Mike Hessman had a memorable first career major league triple.
Hessman originally was ruled to have homered off Cole Hamels to lead off the bottom of the fifth inning in a scoreless game between the Mets and Phillies. After a six-minute, 35-second replay review, Hessman instead was placed on third base by the umpiring crew, which ruled a fan reached over the railing and interfered with a ball in play.
It was a difficult ruling, since the railing the fan reached over is several feet above the line at which a homer is awarded.
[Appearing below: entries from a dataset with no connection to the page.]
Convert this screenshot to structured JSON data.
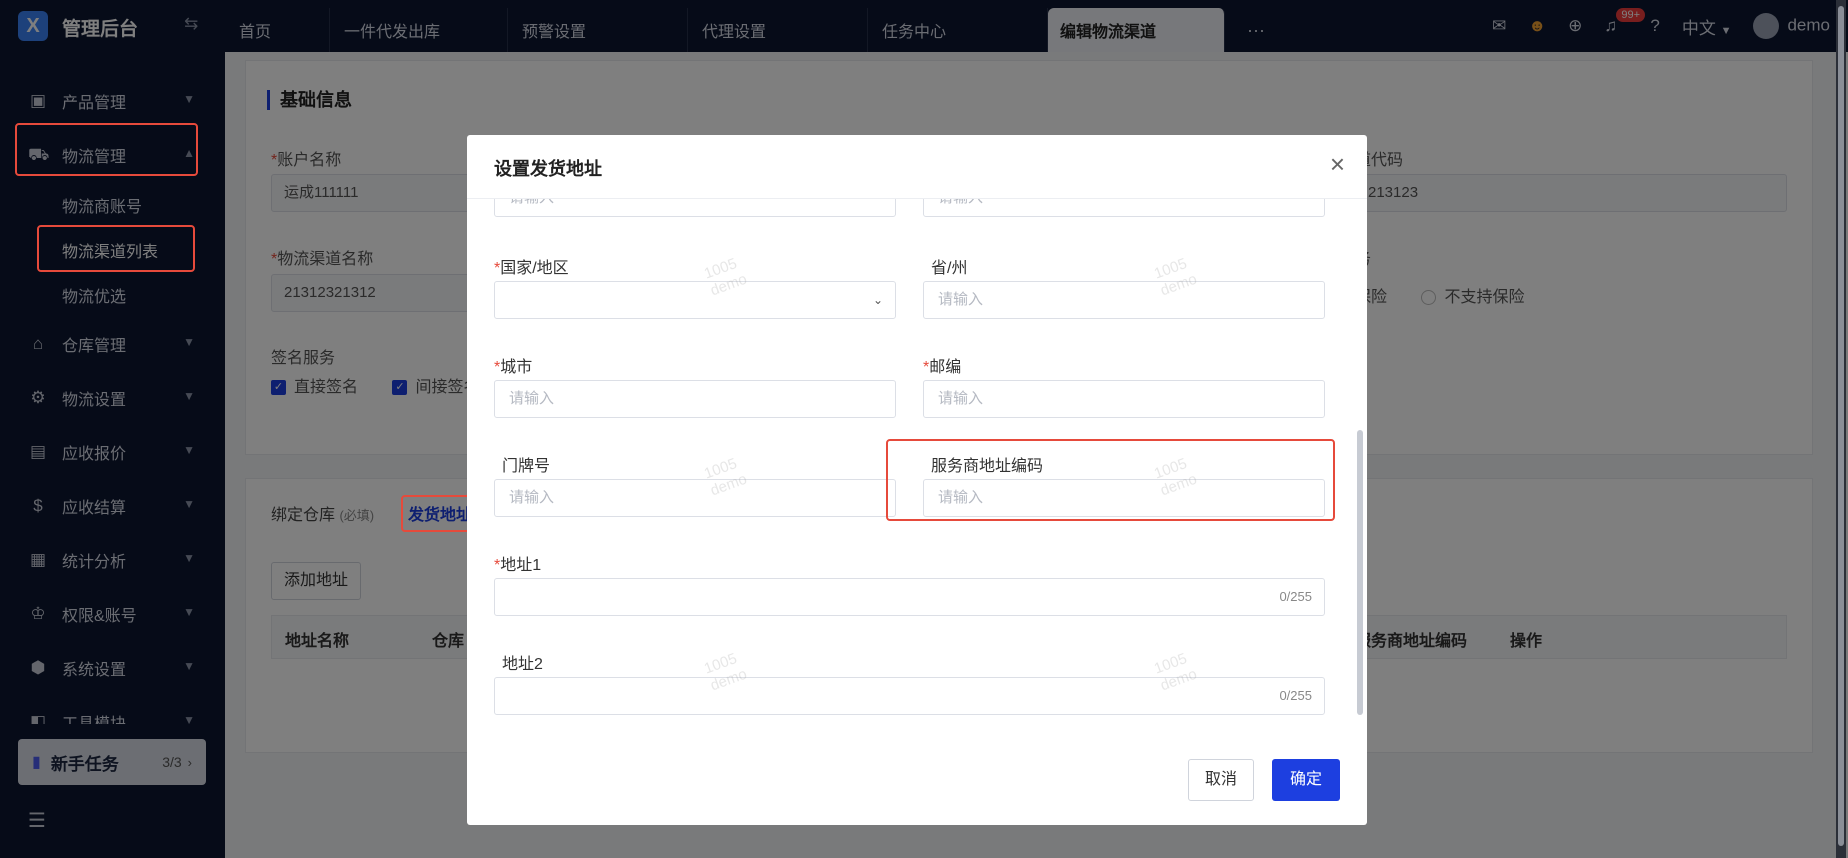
{
  "app": {
    "logo_letter": "X",
    "title": "管理后台",
    "collapse_icon": "⇆"
  },
  "sidebar": {
    "items": [
      {
        "label": "产品管理",
        "icon": "box-icon"
      },
      {
        "label": "物流管理",
        "icon": "truck-icon"
      },
      {
        "label": "仓库管理",
        "icon": "warehouse-icon"
      },
      {
        "label": "物流设置",
        "icon": "settings-icon"
      },
      {
        "label": "应收报价",
        "icon": "quote-icon"
      },
      {
        "label": "应收结算",
        "icon": "dollar-icon"
      },
      {
        "label": "统计分析",
        "icon": "chart-icon"
      },
      {
        "label": "权限&账号",
        "icon": "org-icon"
      },
      {
        "label": "系统设置",
        "icon": "hexagon-icon"
      },
      {
        "label": "工具模块",
        "icon": "tool-icon"
      }
    ],
    "sub_items": [
      "物流商账号",
      "物流渠道列表",
      "物流优选"
    ],
    "newbie": {
      "label": "新手任务",
      "count": "3/3"
    }
  },
  "topbar": {
    "tabs": [
      "首页",
      "一件代发出库",
      "预警设置",
      "代理设置",
      "任务中心",
      "编辑物流渠道"
    ],
    "more": "···",
    "badge": "99+",
    "language": "中文",
    "user": "demo"
  },
  "background": {
    "section_title": "基础信息",
    "account_label": "账户名称",
    "account_value": "运成111111",
    "code_label": "道代码",
    "code_value": "213123",
    "channel_label": "物流渠道名称",
    "channel_value": "21312321312",
    "insurance_label": "务",
    "insurance_opt1": "保险",
    "insurance_opt2": "不支持保险",
    "sign_label": "签名服务",
    "sign_opt1": "直接签名",
    "sign_opt2": "间接签名",
    "tab_warehouse": "绑定仓库",
    "tab_warehouse_note": "(必填)",
    "tab_address": "发货地址",
    "add_address": "添加地址",
    "columns": [
      "地址名称",
      "仓库",
      "服务商地址编码",
      "操作"
    ]
  },
  "modal": {
    "title": "设置发货地址",
    "placeholder": "请输入",
    "country_label": "国家/地区",
    "state_label": "省/州",
    "city_label": "城市",
    "zip_label": "邮编",
    "house_label": "门牌号",
    "service_code_label": "服务商地址编码",
    "address1_label": "地址1",
    "address2_label": "地址2",
    "counter": "0/255",
    "cancel": "取消",
    "confirm": "确定"
  },
  "watermark": {
    "line1": "1005",
    "line2": "demo"
  }
}
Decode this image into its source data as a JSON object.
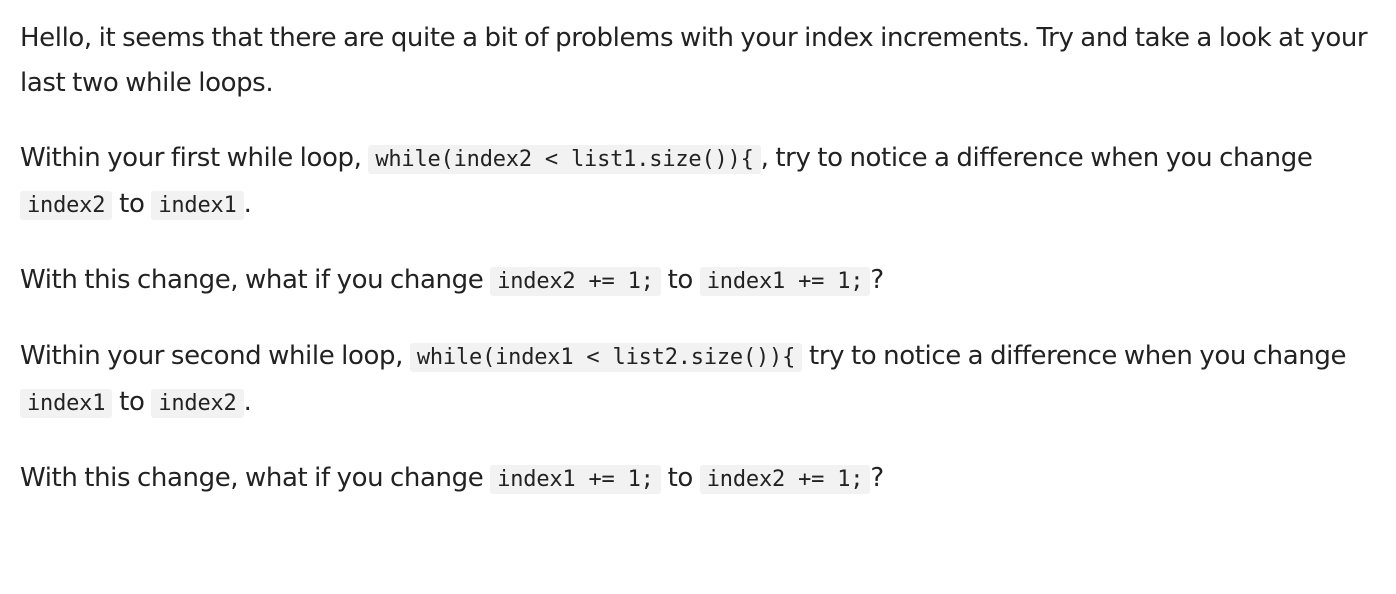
{
  "post": {
    "p1": {
      "text": "Hello, it seems that there are quite a bit of problems with your index increments. Try and take a look at your last two while loops."
    },
    "p2": {
      "t1": "Within your first while loop, ",
      "c1": "while(index2 < list1.size()){",
      "t2": ", try to notice a difference when you change ",
      "c2": "index2",
      "t3": " to ",
      "c3": "index1",
      "t4": "."
    },
    "p3": {
      "t1": "With this change, what if you change ",
      "c1": "index2 += 1;",
      "t2": " to ",
      "c2": "index1 += 1;",
      "t3": "?"
    },
    "p4": {
      "t1": "Within your second while loop, ",
      "c1": "while(index1 < list2.size()){",
      "t2": " try to notice a difference when you change ",
      "c2": "index1",
      "t3": " to ",
      "c3": "index2",
      "t4": "."
    },
    "p5": {
      "t1": "With this change, what if you change ",
      "c1": "index1 += 1;",
      "t2": " to ",
      "c2": "index2 += 1;",
      "t3": "?"
    }
  }
}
The ball was headed downward, but it’s unclear whether the trajectory of the baseball, if unimpeded, would have taken it below the line.
“Obviously when it took a while in there I was having a bad feeling,” Hessman said.
Crew chief Tom Hallion offered this explanation to a pool reporter postgame: “The feeds that we had from the replay, the fan reaches over the fence, hits his hand and knocks the ball down. And in our judgment, [the baseball] would not have gotten out of the ballpark. That was from our feeds that we had on the replay.”
Hallion watched again after the game.
“But it’s so hard because the angle is looking from home plate out,” he said. “And my experience in looking at replays, it’s difficult. I wish you had the perfect angle to see everything. You don’t.”
Did Hallion think the crew made the correct conclusion with additional time to digest everything?
“No comment on that,” he said. “We did our best. Of course an umpire wants to get a call right, OK?”
Said Hessman: “I didn’t go in there and look at it, but everyone told me they thought it was a home run.”
As for his first major league triple, where he was placed by the crew after the homer reversal, Hessman said with a laugh: “It’s probably the only way I’ll get one.”
Jerry Manuel had lobbied for Hessman to at least be awarded third base if it wasn’t a homer. The Mets suggested Hessman already had achieved second base by the time the ball ricocheted back into play.
“As for him being on third base, the good thing was he ran right out of the box,” Manuel said. “When the ball hit the wall and came down, he had already hit second and was on his way to third. I thought that was the right call for us.”
Mike Hessman lost a homer, but recorded his first triple